Rita and the social worker working on their case show up and Rita argues that he was just tiring to spend some time with his child. In these two interactions, a social worker was always called, the cop was more sympathetic towards Sam whilst the social worker was strict and wary of Sam. When Sam first meets Rita at her office she is juggling many things at once and the scene is very chaotic. Rita pays no attention to Sam whilst he is telling the story of how they took Lucy away from him during her birthday. Slowly Sam starts to melt Rita’s cold heart with his genuine kindness and in the process teaching her how to be a more loving mother.
While there is definitive benefit in having total control over as many variables as possible, children may also react differently within the confines of an unfamiliar setting than they do within their own homes when playing with their own toys. Similarly, the use of an episode of Jeopardy! may have different effects on children depending on if that is a program often watched by their parents, as they would be more habituated to it than children who are used to different programs in the background. Upon reading this research article several questions came to mind.
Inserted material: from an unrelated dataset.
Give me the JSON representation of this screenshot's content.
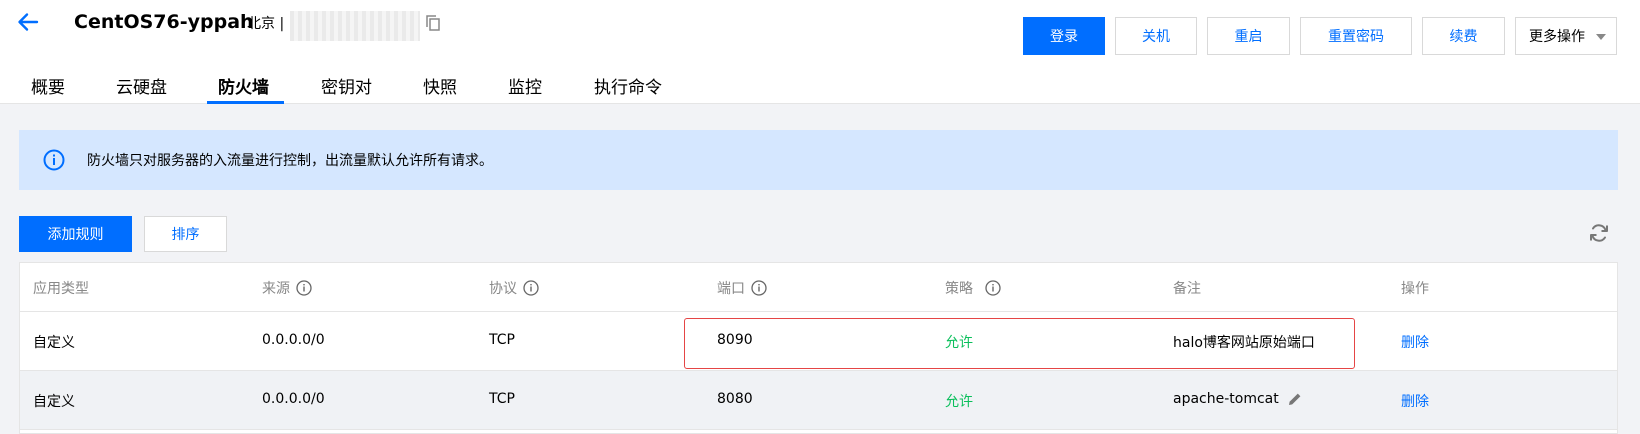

The first of these arose when I was reading the introduction to the study and during the demographics of the participates.
Dressing up clothes- Equality- Dressing up clothes can promote equality by having a range of different sizes, shapes and both clothes for boys and girls. However the teacher should never stop a boy putting on a dress or a girl putting on a steryotypical 'boys costume. ' Children should be aloud to put on what they please. The clothes can promote equality by showing children that everyone can be a princess if they want to. Most costumes have velcro at the back so they are easy to put on, especially for wheelchair users.
The subject matter of popsicles in general brings associations to childhood, because it is typically children who consume popsicles.The glossy, bright orange plastic texture of the popsicles calls to mind childhood toys. The title of the piece: Enjoy it… While it Lasts, is also a phrase one hears often during childhood. It’s sort a message similar to “youth is wasted on the young”. The analogy between eating a popsicle and the passage of childhood seems to break down when it comes to control, however — while a person has a certain amount control over how long a popsicle will last, it may seem like they have no control over how long childhood will last. Despite this, one also has to consider the bite marks on the popsicles.